Unexpected find

skull of a mammoth or mastodon under LA subway

(Image credit: Metro)

Construction for a new subway expansion in Los Angeles has yielded several treasures for paleontologists. In April 2017, workers came across the bones of an ancient camel and a Probiscidean, such as a mammoth or a mastodon, just months after workers unearthed the skull of a large Probiscidean in November 2016. [Read full story about the ice-age camel and Probiscidean bones uncovered in Los Angeles]

[Read full story about the Probiscidean skull]

Probiscidean bone

mammoth or mastodon bone

(Image credit: Cogstone Resource Management Inc.)

Jasmyn Nolasco (left) and Janis Basuga (right) put the leg bone of either a mammoth or mastodon (it's unclear which) into a protective plaster cast in April 2017.

Yesterday's camel

Camelops drawing

(Image credit: Courtesy of the Natural History Museum of Los Angeles County)

A drawing of Camelops, Latin for "yesterday's camel."

Ancient camel

Camelops bone

(Image credit: Cogstone Resource Management Inc.)

The 20-inch-long (50 centimeters) radioulna bone from the extinct camel species Camelops hesternus discovered in April 2017.

Up close

mammoth tusk

(Image credit: Metro)

A close-up of a mammoth or mastodon tusk that was found underground as workers were digging a new line for the Los Angeles Metro subway system in November 2016.

Giant tusk

mammoth tusk under la subway

(Image credit: Metro)

Here, another view of the giant tusk that was found while digging a new line for the Los Angeles Metro system in November 2016.

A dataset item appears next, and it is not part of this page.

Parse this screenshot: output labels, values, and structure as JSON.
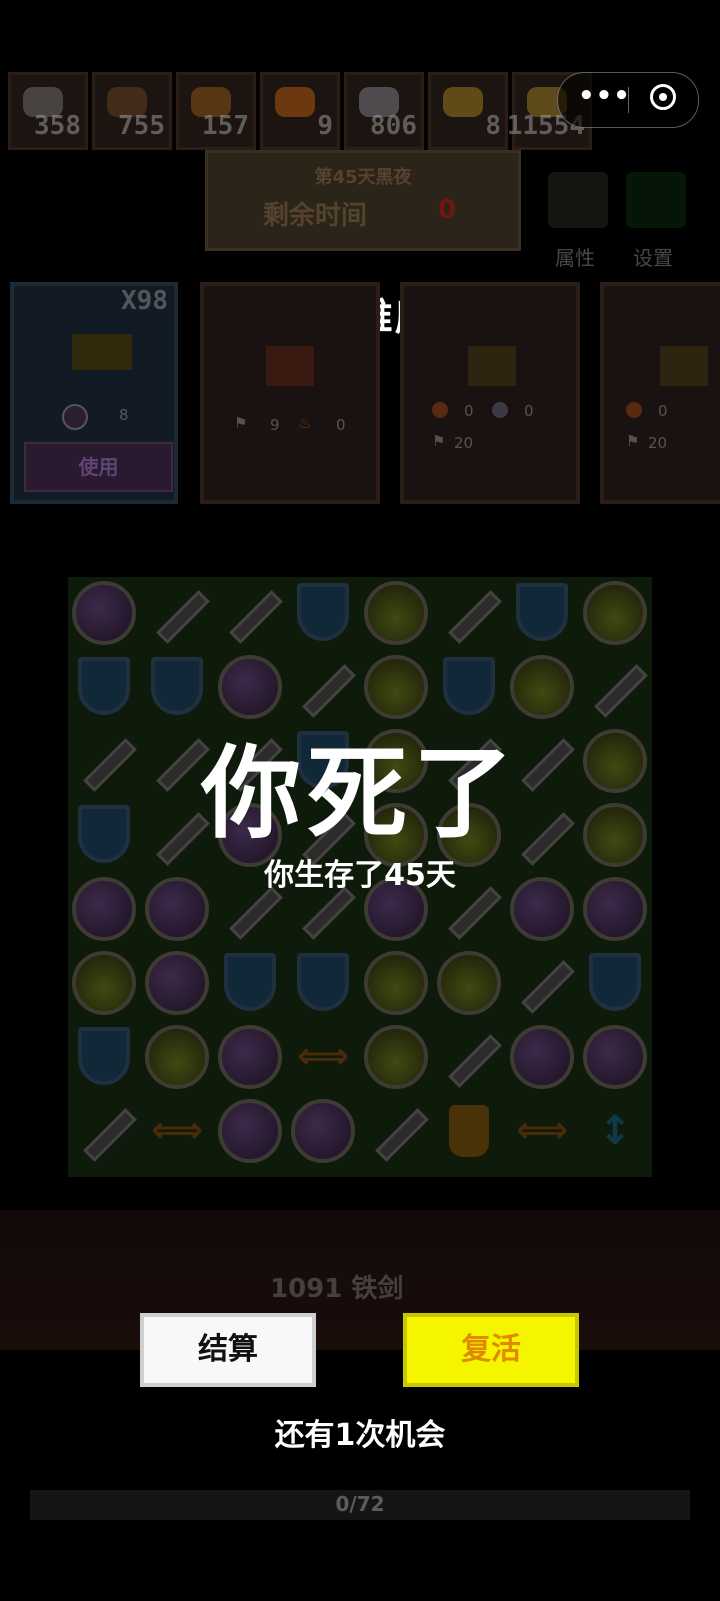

excavating mammoth tusks

(Image credit: Metro)

A paleontologist working on site carefully excavates the fossils from Ice Age beasts that were recently found underneath Los Angeles as workers were digging a new subway tunnel in November 2016.

Mastodon skull

mammoth excavation

(Image credit: Metro)

The paleontologists carefully dusted off the mammoth or mastodon skull in order to safely take it from the ground. Workers recently discovered the bones while digging a new subway tunnel for the Los Angeles Metro in November 2016.

Plastering bones


(Image credit: Metro)

Once the bones were excavated, paleontologists quickly plastered the bones to protect them. They will eventually be housed at the Los Angeles County Museum for Natural History.